» **Website and app data records**:
########################################
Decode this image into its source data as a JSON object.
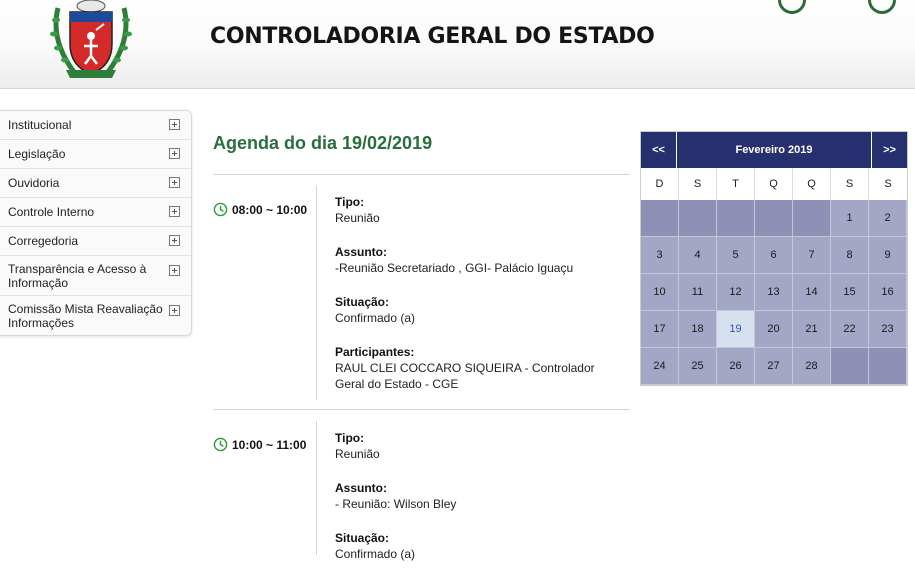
{
  "header": {
    "title": "CONTROLADORIA GERAL DO ESTADO"
  },
  "sidebar": {
    "items": [
      {
        "label": "Institucional",
        "name": "institucional"
      },
      {
        "label": "Legislação",
        "name": "legislacao"
      },
      {
        "label": "Ouvidoria",
        "name": "ouvidoria"
      },
      {
        "label": "Controle Interno",
        "name": "controle-interno"
      },
      {
        "label": "Corregedoria",
        "name": "corregedoria"
      },
      {
        "label": "Transparência e Acesso à Informação",
        "name": "transparencia"
      },
      {
        "label": "Comissão Mista Reavaliação Informações",
        "name": "comissao-mista"
      }
    ]
  },
  "agenda": {
    "title": "Agenda do dia 19/02/2019",
    "events": [
      {
        "time": "08:00 ~ 10:00",
        "tipo_label": "Tipo:",
        "tipo": "Reunião",
        "assunto_label": "Assunto:",
        "assunto": "-Reunião Secretariado , GGI- Palácio Iguaçu",
        "situacao_label": "Situação:",
        "situacao": "Confirmado (a)",
        "participantes_label": "Participantes:",
        "participantes": "RAUL CLEI COCCARO SIQUEIRA - Controlador Geral do Estado - CGE"
      },
      {
        "time": "10:00 ~ 11:00",
        "tipo_label": "Tipo:",
        "tipo": "Reunião",
        "assunto_label": "Assunto:",
        "assunto": "- Reunião: Wilson Bley",
        "situacao_label": "Situação:",
        "situacao": "Confirmado (a)"
      }
    ]
  },
  "calendar": {
    "prev": "<<",
    "next": ">>",
    "month": "Fevereiro 2019",
    "weekdays": [
      "D",
      "S",
      "T",
      "Q",
      "Q",
      "S",
      "S"
    ],
    "leading_blanks": 5,
    "days": [
      "1",
      "2",
      "3",
      "4",
      "5",
      "6",
      "7",
      "8",
      "9",
      "10",
      "11",
      "12",
      "13",
      "14",
      "15",
      "16",
      "17",
      "18",
      "19",
      "20",
      "21",
      "22",
      "23",
      "24",
      "25",
      "26",
      "27",
      "28"
    ],
    "today": "19",
    "trailing_blanks": 2
  },
  "colors": {
    "title_green": "#2a6e3d",
    "calendar_header": "#27306e",
    "calendar_day": "#a4a6c6",
    "calendar_today": "#d7e0ee"
  }
}
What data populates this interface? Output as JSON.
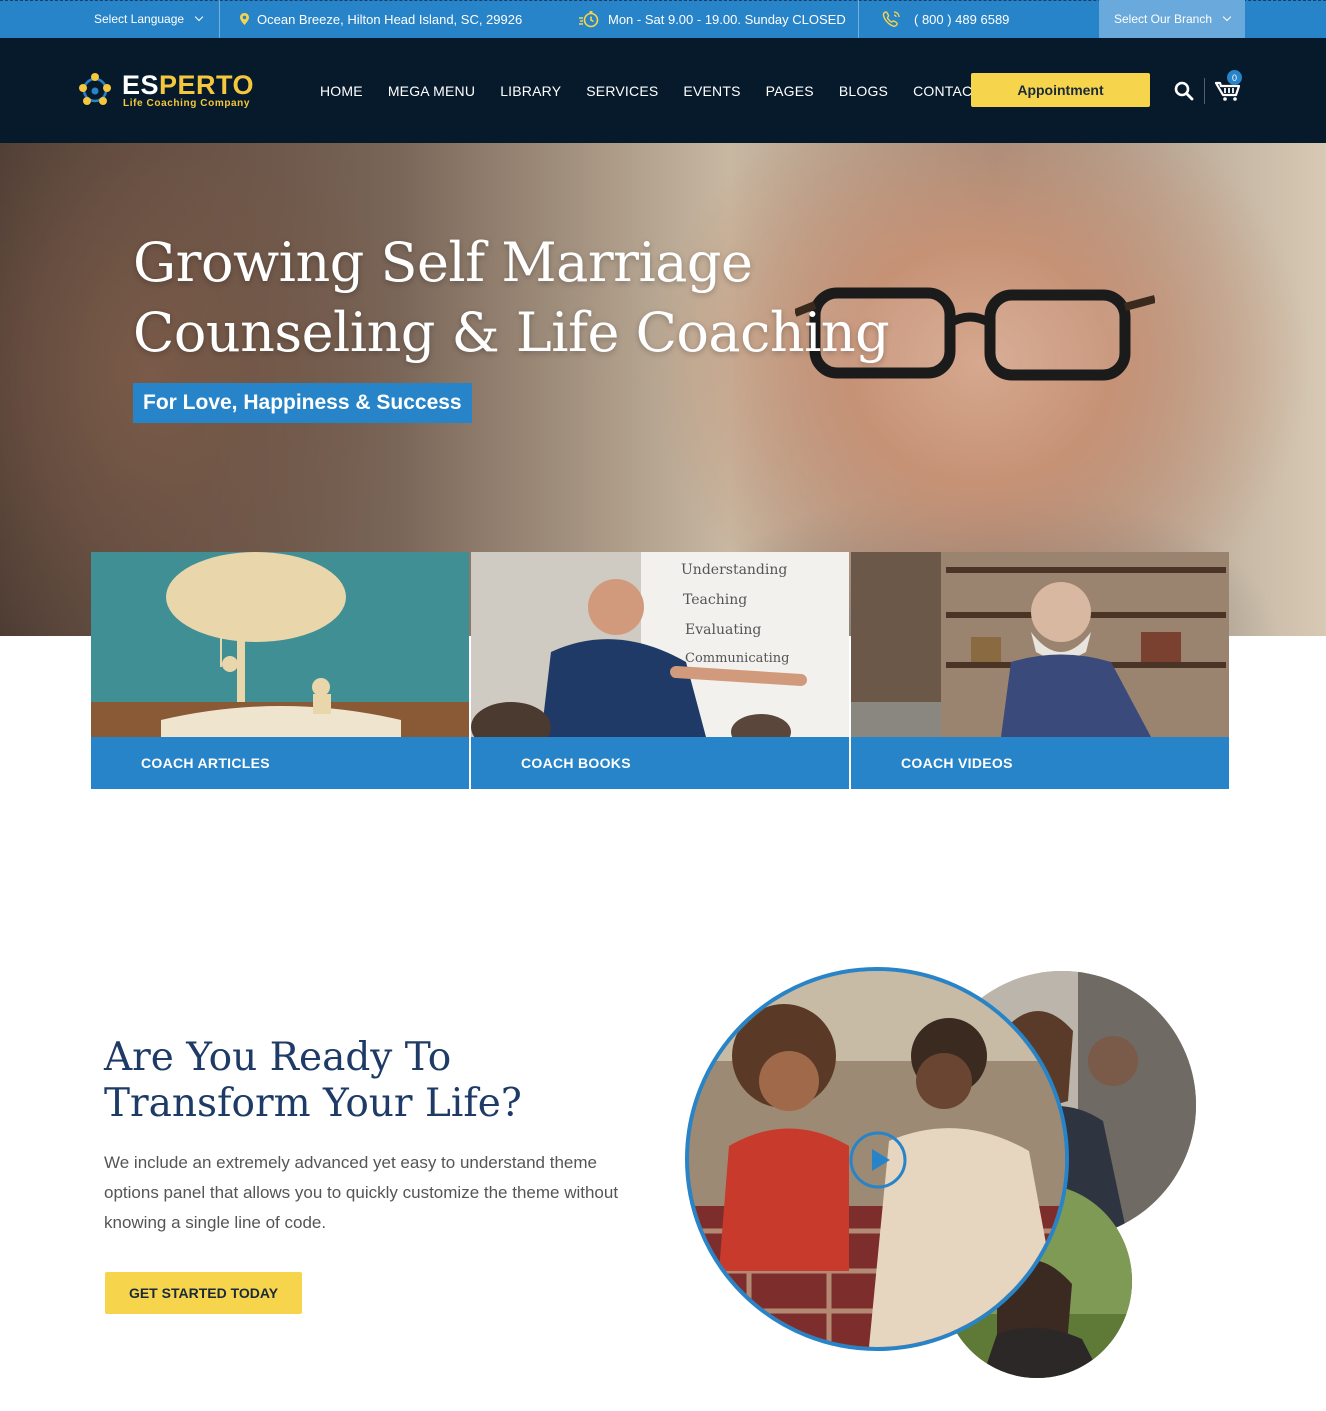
{
  "topbar": {
    "language": "Select Language",
    "address": "Ocean Breeze, Hilton Head Island, SC, 29926",
    "hours": "Mon - Sat 9.00 - 19.00. Sunday CLOSED",
    "phone": "( 800 ) 489 6589",
    "branch": "Select Our Branch"
  },
  "brand": {
    "name_part1": "ES",
    "name_part2": "PERTO",
    "tagline": "Life Coaching Company",
    "accent": "#f4c73c"
  },
  "nav": {
    "items": [
      "HOME",
      "MEGA MENU",
      "LIBRARY",
      "SERVICES",
      "EVENTS",
      "PAGES",
      "BLOGS",
      "CONTACT US"
    ],
    "appointment": "Appointment",
    "cart_count": "0"
  },
  "hero": {
    "title_line1": "Growing Self Marriage",
    "title_line2": "Counseling & Life Coaching",
    "tag": "For Love, Happiness & Success"
  },
  "cards": [
    {
      "label": "COACH ARTICLES"
    },
    {
      "label": "COACH BOOKS"
    },
    {
      "label": "COACH VIDEOS"
    }
  ],
  "transform": {
    "title_line1": "Are You Ready To",
    "title_line2": "Transform Your Life?",
    "body": "We include an extremely advanced yet easy to understand theme options panel that allows you to quickly customize the theme without knowing a single line of code.",
    "button": "GET STARTED TODAY"
  },
  "colors": {
    "primary_blue": "#2784c8",
    "nav_dark": "#071a2c",
    "yellow": "#f6d54c",
    "heading_navy": "#1e3a66"
  },
  "icons": [
    "chevron-down-icon",
    "map-pin-icon",
    "clock-icon",
    "phone-icon",
    "search-icon",
    "cart-icon",
    "play-icon"
  ]
}
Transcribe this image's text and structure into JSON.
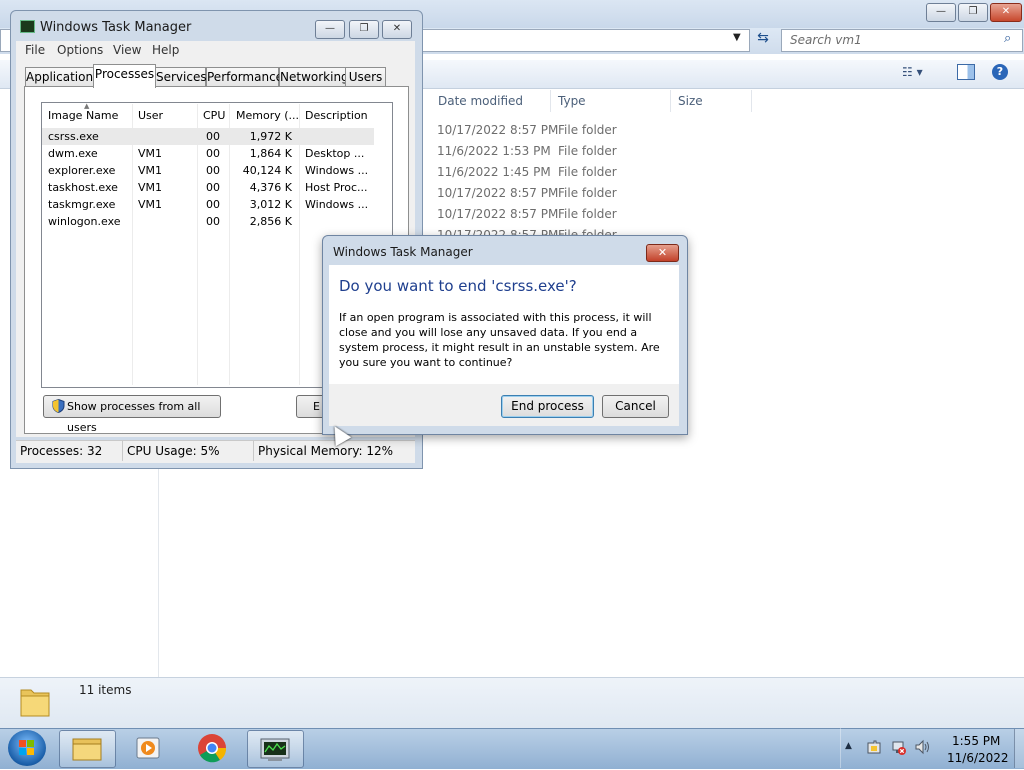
{
  "explorer": {
    "search_placeholder": "Search vm1",
    "columns": [
      "Date modified",
      "Type",
      "Size"
    ],
    "rows": [
      {
        "date": "10/17/2022 8:57 PM",
        "type": "File folder"
      },
      {
        "date": "11/6/2022 1:53 PM",
        "type": "File folder"
      },
      {
        "date": "11/6/2022 1:45 PM",
        "type": "File folder"
      },
      {
        "date": "10/17/2022 8:57 PM",
        "type": "File folder"
      },
      {
        "date": "10/17/2022 8:57 PM",
        "type": "File folder"
      },
      {
        "date": "10/17/2022 8:57 PM",
        "type": "File folder"
      }
    ],
    "status_count": "11 items"
  },
  "task_manager": {
    "title": "Windows Task Manager",
    "menu": [
      "File",
      "Options",
      "View",
      "Help"
    ],
    "tabs": [
      "Applications",
      "Processes",
      "Services",
      "Performance",
      "Networking",
      "Users"
    ],
    "columns": [
      "Image Name",
      "User Name",
      "CPU",
      "Memory (...",
      "Description"
    ],
    "processes": [
      {
        "name": "csrss.exe",
        "user": "",
        "cpu": "00",
        "mem": "1,972 K",
        "desc": ""
      },
      {
        "name": "dwm.exe",
        "user": "VM1",
        "cpu": "00",
        "mem": "1,864 K",
        "desc": "Desktop ..."
      },
      {
        "name": "explorer.exe",
        "user": "VM1",
        "cpu": "00",
        "mem": "40,124 K",
        "desc": "Windows ..."
      },
      {
        "name": "taskhost.exe",
        "user": "VM1",
        "cpu": "00",
        "mem": "4,376 K",
        "desc": "Host Proc..."
      },
      {
        "name": "taskmgr.exe",
        "user": "VM1",
        "cpu": "00",
        "mem": "3,012 K",
        "desc": "Windows ..."
      },
      {
        "name": "winlogon.exe",
        "user": "",
        "cpu": "00",
        "mem": "2,856 K",
        "desc": ""
      }
    ],
    "show_all_label": "Show processes from all users",
    "end_label_partial": "E",
    "status": {
      "processes": "Processes: 32",
      "cpu": "CPU Usage: 5%",
      "memory": "Physical Memory: 12%"
    }
  },
  "dialog": {
    "title": "Windows Task Manager",
    "heading": "Do you want to end 'csrss.exe'?",
    "body": "If an open program is associated with this process, it will close and you will lose any unsaved data. If you end a system process, it might result in an unstable system. Are you sure you want to continue?",
    "end_button": "End process",
    "cancel_button": "Cancel",
    "close_glyph": "✕"
  },
  "taskbar": {
    "time": "1:55 PM",
    "date": "11/6/2022"
  },
  "glyphs": {
    "minimize": "—",
    "maximize": "❐",
    "close": "✕"
  }
}
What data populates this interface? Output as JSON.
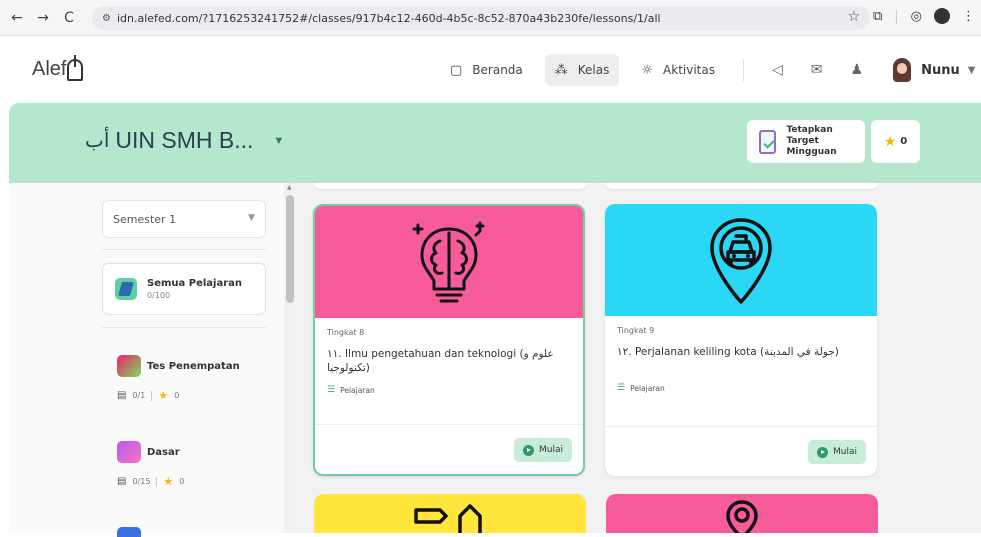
{
  "browser": {
    "url": "idn.alefed.com/?1716253241752#/classes/917b4c12-460d-4b5c-8c52-870a43b230fe/lessons/1/all",
    "back": "←",
    "forward": "→",
    "reload": "C"
  },
  "header": {
    "logo_text": "Alef",
    "nav": [
      {
        "label": "Beranda",
        "icon": "book-icon"
      },
      {
        "label": "Kelas",
        "icon": "class-icon"
      },
      {
        "label": "Aktivitas",
        "icon": "activity-icon"
      }
    ],
    "username": "Nunu"
  },
  "class_bar": {
    "arabic_prefix": "أب",
    "class_name": "UIN SMH B...",
    "weekly_target_label": "Tetapkan Target\nMingguan",
    "stars": "0"
  },
  "sidebar": {
    "semester": "Semester 1",
    "all_lessons": {
      "title": "Semua Pelajaran",
      "progress": "0/100"
    },
    "levels": [
      {
        "name": "Tes Penempatan",
        "progress": "0/1",
        "stars": "0",
        "badge_color": "#e9246f"
      },
      {
        "name": "Dasar",
        "progress": "0/15",
        "stars": "0",
        "badge_color": "#b05be8"
      }
    ]
  },
  "lessons": [
    {
      "level": "Tingkat 8",
      "title": "١١. Ilmu pengetahuan dan teknologi (علوم و تكنولوجيا)",
      "type": "Pelajaran",
      "button": "Mulai",
      "color": "#f85b9a",
      "icon": "brain-lightbulb-icon"
    },
    {
      "level": "Tingkat 9",
      "title": "١٢. Perjalanan keliling kota (جولة في المدينة)",
      "type": "Pelajaran",
      "button": "Mulai",
      "color": "#2ad7f5",
      "icon": "taxi-location-icon"
    }
  ],
  "next_cards": [
    {
      "color": "#ffe53c",
      "icon": "tag-house-icon"
    },
    {
      "color": "#f85b9a",
      "icon": "gear-location-icon"
    }
  ]
}
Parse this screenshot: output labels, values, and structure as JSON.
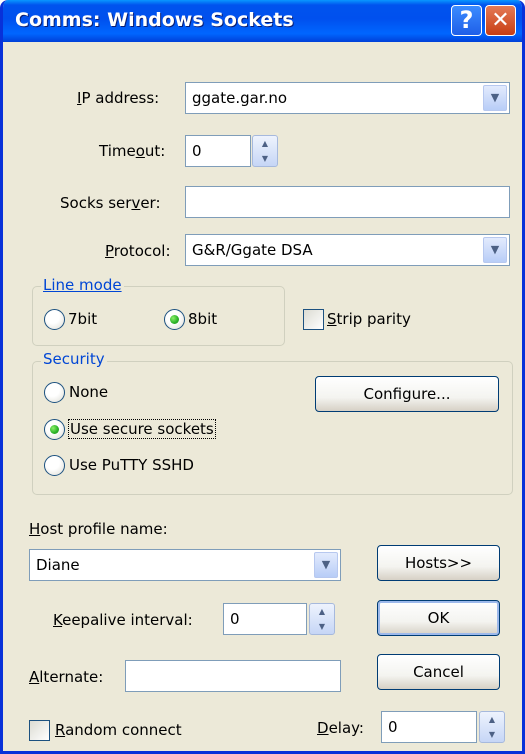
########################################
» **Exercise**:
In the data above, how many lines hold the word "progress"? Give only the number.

» **The answer**:
3